(There is another point that seems important too: namely, in homotopy type theory, even the “irrelevant” types — that is, (-1)-types — can be, in a sense, relevant. For instance, the type $isEquiv(f)$ which asserts that $f$ is an equivalence is a (-1)-type, so that any two inhabitants of it are equivalent. However, in proving $isEquiv(f)$ we must supply, among other things, an inverse to $f$, while from an inhabitant of $isEquiv(f)$ we may extract an inverse of $f$, and unless we did something stupid, the inverse we get out *is the one we put in* — not just equivalent to it, but literally *definitionally* the same as it. Sometimes this can be really important, especially when implementing things in a proof assistant, because definitional equality controls type-checking — not to speak of computational behavior and efficiency. The other day we had a very interesting discussion about which of the many types equivalent to $isEquiv$ should be used in the HoTT Coq library as “the” definition of equivalence; we eventually settled on “adjoint equivalences” because they specify the most additional data in an easily-extractable form.)

With all the above in mind, I think what I would really like to do is to make a clean break by *expunging the notion of “proposition” from the language*. In other words, *there are only types*. Some types are (-1)-truncated. Some types are $n$-truncated. Some types belong to other modalities. Sometimes we can construct a term in a given type as it stands. Other times we can only construct a term in some truncation of it, or in its reflection into some other modality. (For instance, this is quite a common occurrence for the “classical logic” modality.)

Realistically, of course, the word “proposition” is not going to go away. For one thing, it’s a very convenient word to use to describe (-1)-types. But I still believe this way of thinking—freeing ourselves from our percieved need to distinguish between what I called the “two activities” of mathematics, namely “constructing” and “proving”—is the way of the future.

We do still have to choose how to interpret informal statements like “there exists an $x:A$ such that $P(x)$” as types. I think the point that “(-1)-types are not special” argues strongly that (1) such a phrase should, by itself, be interpreted as $\sum_{x:A} P(x)$, but also that (2) there must be an easy and concise way to indicate when we want it to be interpreted in some other modality. And the obvious idea for (2) is to use *adverbs*, which are a part of speech frequently used to denote modalities (consider the most traditional modalities such as “necessarily” and “possibly”). For instance, we can say “there codiscretely exists …” or “there classically exists …” to indicate application of the $\sharp$ modality or the double-negation modality.
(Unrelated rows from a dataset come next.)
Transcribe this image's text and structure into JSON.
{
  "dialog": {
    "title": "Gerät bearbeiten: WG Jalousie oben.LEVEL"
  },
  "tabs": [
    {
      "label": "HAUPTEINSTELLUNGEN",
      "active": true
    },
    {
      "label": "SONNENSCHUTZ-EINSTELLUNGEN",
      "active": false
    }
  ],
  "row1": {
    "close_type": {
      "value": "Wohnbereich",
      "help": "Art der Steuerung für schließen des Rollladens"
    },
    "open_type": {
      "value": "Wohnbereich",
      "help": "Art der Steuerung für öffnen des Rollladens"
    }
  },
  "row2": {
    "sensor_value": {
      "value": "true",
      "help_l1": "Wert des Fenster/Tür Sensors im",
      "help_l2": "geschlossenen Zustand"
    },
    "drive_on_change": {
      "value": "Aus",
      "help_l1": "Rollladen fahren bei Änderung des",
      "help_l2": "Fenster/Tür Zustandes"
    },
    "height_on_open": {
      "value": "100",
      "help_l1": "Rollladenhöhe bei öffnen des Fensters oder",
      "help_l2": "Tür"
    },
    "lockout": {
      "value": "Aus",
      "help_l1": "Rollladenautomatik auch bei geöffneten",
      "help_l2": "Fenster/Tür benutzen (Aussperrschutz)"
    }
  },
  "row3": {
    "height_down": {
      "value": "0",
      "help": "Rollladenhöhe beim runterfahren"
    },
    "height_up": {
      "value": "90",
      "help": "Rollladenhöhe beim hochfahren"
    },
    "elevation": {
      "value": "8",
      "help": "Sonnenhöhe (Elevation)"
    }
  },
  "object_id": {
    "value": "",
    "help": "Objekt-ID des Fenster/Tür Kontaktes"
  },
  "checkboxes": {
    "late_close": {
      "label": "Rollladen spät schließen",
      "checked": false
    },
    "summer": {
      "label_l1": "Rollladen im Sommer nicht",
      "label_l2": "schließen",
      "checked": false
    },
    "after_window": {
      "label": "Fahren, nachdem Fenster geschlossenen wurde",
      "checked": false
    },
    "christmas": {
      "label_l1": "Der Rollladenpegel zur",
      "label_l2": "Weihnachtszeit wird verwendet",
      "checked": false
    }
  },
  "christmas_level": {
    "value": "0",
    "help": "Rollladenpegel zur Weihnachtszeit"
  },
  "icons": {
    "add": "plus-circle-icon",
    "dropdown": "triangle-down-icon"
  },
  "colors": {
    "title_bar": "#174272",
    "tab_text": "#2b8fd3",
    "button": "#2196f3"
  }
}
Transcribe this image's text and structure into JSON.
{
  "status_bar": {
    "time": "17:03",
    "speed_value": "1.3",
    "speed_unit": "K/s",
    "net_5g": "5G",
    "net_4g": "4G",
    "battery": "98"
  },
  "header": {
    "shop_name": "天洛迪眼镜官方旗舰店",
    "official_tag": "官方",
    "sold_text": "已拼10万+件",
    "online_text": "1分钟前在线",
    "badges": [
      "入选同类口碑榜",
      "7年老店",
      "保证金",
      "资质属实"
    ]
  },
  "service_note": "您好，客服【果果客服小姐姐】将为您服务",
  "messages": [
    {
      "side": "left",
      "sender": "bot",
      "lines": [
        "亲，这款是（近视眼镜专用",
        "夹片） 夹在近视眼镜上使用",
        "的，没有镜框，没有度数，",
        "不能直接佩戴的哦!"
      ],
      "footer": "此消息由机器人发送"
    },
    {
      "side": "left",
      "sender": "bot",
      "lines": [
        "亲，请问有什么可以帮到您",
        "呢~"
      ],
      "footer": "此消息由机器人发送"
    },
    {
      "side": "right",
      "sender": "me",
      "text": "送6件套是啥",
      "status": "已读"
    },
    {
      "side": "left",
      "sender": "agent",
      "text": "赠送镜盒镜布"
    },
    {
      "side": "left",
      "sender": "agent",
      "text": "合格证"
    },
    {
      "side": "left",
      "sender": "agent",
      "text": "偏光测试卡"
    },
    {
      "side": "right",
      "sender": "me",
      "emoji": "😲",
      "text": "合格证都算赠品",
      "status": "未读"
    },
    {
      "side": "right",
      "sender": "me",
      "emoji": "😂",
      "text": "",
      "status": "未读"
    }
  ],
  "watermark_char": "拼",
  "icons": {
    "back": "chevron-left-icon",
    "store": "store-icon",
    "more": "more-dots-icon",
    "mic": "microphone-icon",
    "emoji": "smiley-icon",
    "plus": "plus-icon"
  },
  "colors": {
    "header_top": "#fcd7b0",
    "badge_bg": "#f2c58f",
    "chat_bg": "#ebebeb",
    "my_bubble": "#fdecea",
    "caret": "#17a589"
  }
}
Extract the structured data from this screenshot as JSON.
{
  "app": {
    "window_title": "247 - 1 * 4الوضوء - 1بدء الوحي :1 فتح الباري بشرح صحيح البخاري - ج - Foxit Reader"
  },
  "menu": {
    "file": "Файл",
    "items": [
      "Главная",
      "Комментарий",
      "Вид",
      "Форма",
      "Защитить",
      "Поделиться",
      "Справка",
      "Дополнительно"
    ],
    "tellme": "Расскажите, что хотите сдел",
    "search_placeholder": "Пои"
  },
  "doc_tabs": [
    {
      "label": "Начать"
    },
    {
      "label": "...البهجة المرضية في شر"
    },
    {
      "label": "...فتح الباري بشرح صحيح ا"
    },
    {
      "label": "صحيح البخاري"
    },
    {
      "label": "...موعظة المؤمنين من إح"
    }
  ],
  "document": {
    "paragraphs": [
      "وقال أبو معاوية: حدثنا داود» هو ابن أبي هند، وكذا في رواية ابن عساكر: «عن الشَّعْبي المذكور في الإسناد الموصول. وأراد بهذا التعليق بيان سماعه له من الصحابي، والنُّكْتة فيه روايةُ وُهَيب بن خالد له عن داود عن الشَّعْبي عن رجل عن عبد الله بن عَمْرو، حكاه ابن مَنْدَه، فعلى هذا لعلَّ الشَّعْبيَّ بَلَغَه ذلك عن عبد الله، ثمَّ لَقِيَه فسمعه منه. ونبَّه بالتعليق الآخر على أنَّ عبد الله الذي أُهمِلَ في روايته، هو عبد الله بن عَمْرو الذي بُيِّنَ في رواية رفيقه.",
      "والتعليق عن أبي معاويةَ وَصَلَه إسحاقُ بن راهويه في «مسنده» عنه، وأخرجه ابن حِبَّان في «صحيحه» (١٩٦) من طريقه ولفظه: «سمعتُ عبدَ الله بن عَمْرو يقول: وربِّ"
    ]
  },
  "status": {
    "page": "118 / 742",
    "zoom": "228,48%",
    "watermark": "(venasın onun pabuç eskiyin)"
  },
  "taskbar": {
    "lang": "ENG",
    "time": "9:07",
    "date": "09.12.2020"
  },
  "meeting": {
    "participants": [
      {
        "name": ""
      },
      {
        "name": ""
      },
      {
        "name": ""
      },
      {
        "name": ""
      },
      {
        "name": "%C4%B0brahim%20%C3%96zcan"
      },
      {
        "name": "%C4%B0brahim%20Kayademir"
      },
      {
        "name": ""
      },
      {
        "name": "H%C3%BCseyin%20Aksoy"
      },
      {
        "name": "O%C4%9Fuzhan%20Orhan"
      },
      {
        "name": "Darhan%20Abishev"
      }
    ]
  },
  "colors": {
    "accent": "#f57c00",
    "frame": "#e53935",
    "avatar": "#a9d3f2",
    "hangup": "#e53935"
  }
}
We would, of course, have to choose a particular adverb to indicate the (-1)-truncation modality. One possibility would be “irrelevantly” (referring to “proof irrelevance”), but (aside from being five syllables) that has the quite undesirable implication of “not related to the rest of what I’m saying”. The best adverb I’ve thought of so far is “purely”, as used in classical statements like “this is a pure existence proof, not a construction”. Thus, for instance, we would have the different forms of the axiom of choice:

“If for every $x:A$, there exists a $y:B$ such that $P(x,y)$, then there exists a function $f:A\to B$ such that for all $x:A$ we have $P(x,f(x))$” — this one is provable.

“If for every $x:A$, there purely exists a $y:B$ such that $P(x,y)$, then there exists a function $f:A\to B$ such that for all $x:A$ we have $P(x,f(x))$” — this one is a strong axiom.

But I’m open to other suggestions. It would also be nice to have an adverb that could be parametrized by a number to denote $n$-truncation. I guess we could say “$n$-purely” for this, though with the unfortunate convention that the unadorned “purely” would imply $n=-1$. On the other hand, thinking semantically, one might also consider “locally”, since (-1)-truncated truth descends along effective epimorphisms. However, this intuition is questionable from a foundational point of view, and probably the adverb “locally” should be reserved for lex modalities, i.e. subtoposes.

## Re: Freedom From Logic

How about “non-constructively”?